Enrico Opri — Research Investigator
Enrico Opri, PhD
Name of Institution:
Emory University, Atlanta, GA
DBS-induced local evoked potentials for asleep intraoperative functional mapping
Dr. Enrico Opri is a postdoctoral fellow at Emory University School of Medicine, in the Miocinovic Lab. He received his PhD degree in Biomedical Engineering at the University of Florida, where he focused on closed-loop deep brain stimulation (DBS) for the improved treatment of patients affected by essential tremor and the mechanism of thalamocortical communication in motor behavior in humans. As a postdoctoral fellow, his research interest focuses on engineering-guided and objective electrophysiology-based methodologies for the improvement and enhancement of DBS programming and surgical implantation in Parkinson’s disease (PD).
To investigate the use of deep brain stimulation (DBS) local evoked potentials for brain mapping during DBS implantation under anesthesia, including in interventional MRI (iMRI).
DBS has become a routine therapy for patients affected by PD, which requires the implantation of DBS leads within specific brain regions, to deliver brief electrical pulses to control the motor symptoms of PD. One of the most important factors to ensure the best therapeutic effect and minimize side effects of the stimulation, is the correct placement of the leads within the brain target region. Currently, one of the preferred techniques to find the DBS target region is by using microelectrode recordings (MER) of neural activity during the surgery, a process also known as functional mapping and evaluated by an expert clinician. This surgical modality requires the patient to be awake, and participate actively during the surgery, which may lead to anxiety and discomfort. However, if the patient would require moderate or generalized anesthesia, the feasibility of the functional mapping may be limited. An alternative surgical approach that addresses some of these challenges is intraoperative magnetic resonance imaging (iMRI), where implantation is based on real-time imaging of both the brain and the lead location. However, iMRI implantations may be hampered by poorly-defined target borders. As a result, there is a need for physiologic mapping in “asleep” surgeries. Recent studies, including work from our group, have proposed a novel neurophysiological signal, named DBS local evoked potentials (DLEP), which appears to be elicited by the electrical stimulation within the DBS target region. In addition, recent preliminary data from our group have shown that DLEP can be elicited under moderate anesthesia, require no patient interaction, are potentially easier to detect compared to other electrophysiological markers used currently in surgical functional mapping, and can be recorded directly from the implanted DBS leads.
We will evaluate DLEPs during standard DBS surgeries – both in the awake phase and the asleep phase (using propofol as the anesthetic agent). We will also record DLEPs from iMRI cases under general anesthesia. These evaluations will seek to assess the feasibility and accuracy of the DLEP-based localization in estimating and validating the optimal DBS target location, comparing it with the imaging-only based approach and the microelectrode recording approach. Furthermore, we will test the predictive power of the intraoperative DLEP-based localization in informing which DBS contacts provide the patient with the best motor therapeutic benefit post-operatively.

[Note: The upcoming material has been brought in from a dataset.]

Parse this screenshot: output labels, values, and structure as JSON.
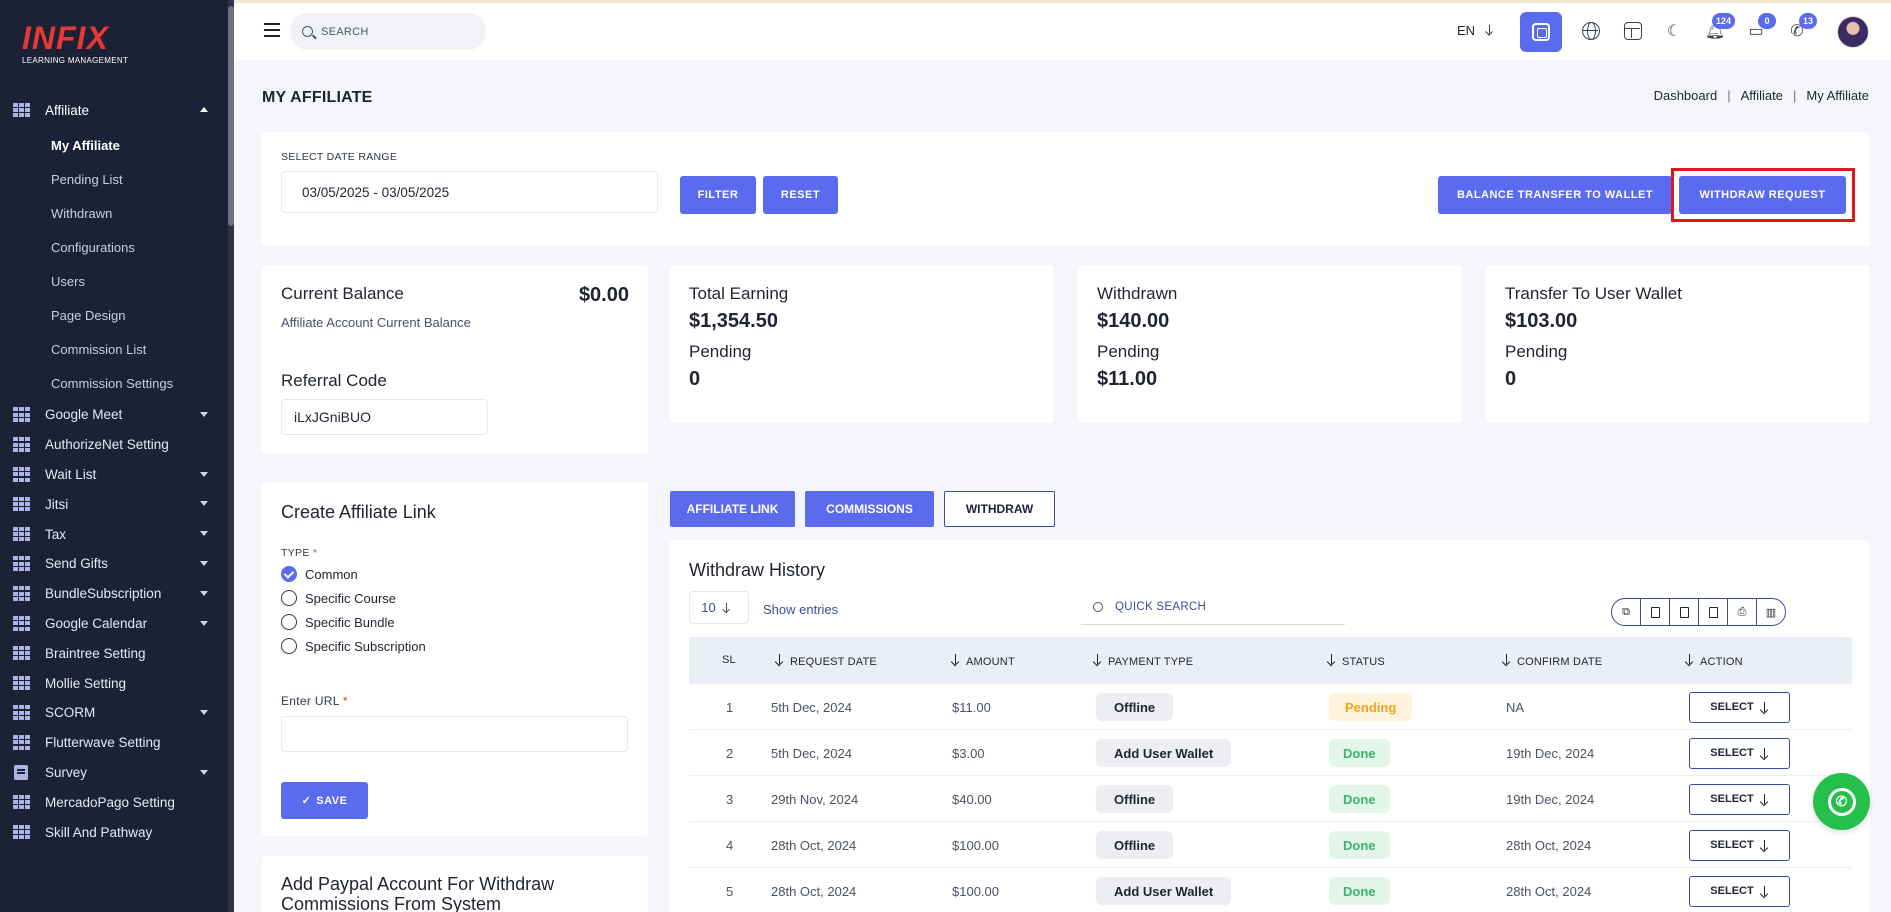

Relevance to Diagnosis/Treatment of Parkinson’s Disease:
This success of this study will enable the integration of the benefit of brain mapping (based on DLEP), with the benefits of asleep surgery leading to better DBS surgical targeting and implantation.